The Recommendations: Identify Your Jury's Leader
So how does this help you analyze your own jury during voir dire and trial? It underscores a few practical suggestions.
1. Consider Both Dominance and Prestige
As you review your panel, note that some individuals will show dominant behaviors (talking louder and more often, interrupting, giving full and direct eye contact), while other individuals will share information that adds to prestige (related experience, educational background, willingness and ability to explain). The researchers found that both were roughly equivalent routes to leadership, so expect that your jury's leader or leaders could come from either camp. Notably, the study also found that both effects were largely independent of likability. Predictably, perhaps, prestigious leaders were more likely to be liked and dominant leaders less likely, but across the board, the other group members didn't make it a popularity contest, but instead responded to both dominance and prestige.
2. Pay Attention to Your Attention (and Other Panelist's Attention)
We've noted previously that it pays to pay attention to the biggest talkers in voir dire, noting research showing that statements repeated by a single individual have nearly the same influence on the group's decisions as statements offered by a number of individuals. The present study adds that it also pays to pay attention to your own attention and the attention of the other panelists. When you initially scan the group, who do your eyes light upon? Who do the other venire members seem to notice most? Even if you're not sure of the reason, there is likely to be something to that. Attention is both a cause and a measure of our likelihood to make a leader out of a member of a group.
3. Trust Your Gut
We have typically offered the advice to not trust your gut too much, particularly in jury selection. The identification of leadership, however, may be a special case. There are evolutionary reasons why we are more likely to pay attention to and be drawn to leaders, so in that case, instinct or gut may be exactly what we are after. So when you get the feeling that, "I think that person is likely to lead this jury," that is probably more reliable than the feeling "I think that hispanic women are more likely to favor my products defense."

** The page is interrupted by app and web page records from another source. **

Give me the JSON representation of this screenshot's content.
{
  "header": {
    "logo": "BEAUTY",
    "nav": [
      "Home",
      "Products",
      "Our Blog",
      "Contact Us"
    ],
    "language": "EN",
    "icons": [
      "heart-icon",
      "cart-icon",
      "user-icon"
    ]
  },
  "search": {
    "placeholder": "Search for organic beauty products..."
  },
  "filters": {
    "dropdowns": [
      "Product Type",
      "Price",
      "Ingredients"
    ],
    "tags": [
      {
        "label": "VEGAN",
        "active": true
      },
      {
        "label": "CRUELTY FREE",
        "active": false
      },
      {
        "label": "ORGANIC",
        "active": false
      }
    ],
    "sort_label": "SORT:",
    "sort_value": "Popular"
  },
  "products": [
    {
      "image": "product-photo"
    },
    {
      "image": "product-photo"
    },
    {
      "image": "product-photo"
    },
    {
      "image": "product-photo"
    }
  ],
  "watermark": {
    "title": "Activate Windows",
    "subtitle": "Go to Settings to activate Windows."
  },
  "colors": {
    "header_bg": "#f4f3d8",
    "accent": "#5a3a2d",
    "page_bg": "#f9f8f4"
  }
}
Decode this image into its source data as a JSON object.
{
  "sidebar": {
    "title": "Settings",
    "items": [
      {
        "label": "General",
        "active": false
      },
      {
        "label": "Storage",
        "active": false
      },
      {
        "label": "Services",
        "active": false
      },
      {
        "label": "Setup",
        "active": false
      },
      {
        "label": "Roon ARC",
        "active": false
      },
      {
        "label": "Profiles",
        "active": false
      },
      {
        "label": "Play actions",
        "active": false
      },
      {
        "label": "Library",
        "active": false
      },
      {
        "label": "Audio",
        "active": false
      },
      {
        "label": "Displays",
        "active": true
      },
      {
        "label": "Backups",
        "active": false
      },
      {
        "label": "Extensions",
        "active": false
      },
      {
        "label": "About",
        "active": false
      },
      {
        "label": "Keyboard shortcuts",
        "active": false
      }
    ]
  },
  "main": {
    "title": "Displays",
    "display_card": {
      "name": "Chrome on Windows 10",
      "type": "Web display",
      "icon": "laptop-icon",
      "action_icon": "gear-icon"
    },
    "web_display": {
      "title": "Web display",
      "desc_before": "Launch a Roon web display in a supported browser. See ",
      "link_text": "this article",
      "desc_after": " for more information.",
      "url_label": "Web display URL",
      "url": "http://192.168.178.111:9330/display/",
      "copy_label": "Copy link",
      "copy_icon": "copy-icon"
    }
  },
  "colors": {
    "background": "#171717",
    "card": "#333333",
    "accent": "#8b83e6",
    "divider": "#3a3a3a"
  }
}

When dealing with a pool of unknowns, there is the temptation to treat them all as equals. But based on what we know of group dynamics, they're far from equal and some members of the jury will exercise far greater influence. The sooner you learn who, the better. In Samsung's case, it is too late for them to focus on Mr. Hogan and learn more about the experience-based prestige that made him so apparently influential to the jury. Voir dire would have been the time to do that.
Other Posts on Jury Group Dynamics:
- Help Jurors Stay Off the Bandwagon
- Pay Close Attention to the Big Mouths in Voir Dire
- That's Right, The Women Are Smarter: Pay Attention to Your Jury's Social Intelligence
- The Dangers of Persuasion: Mind Your Jury Leaders
____________________Cheng JT, Tracy JL, Foulsham T, Kingstone A, & Henrich J (2012). Two Ways to the Top: Evidence That Dominance and Prestige Are Distinct Yet Viable Avenues to Social Rank and Influence. Journal of personality and social psychology PMID: 23163747
Photo Credit: SeattleRay, Flickr Creative Commons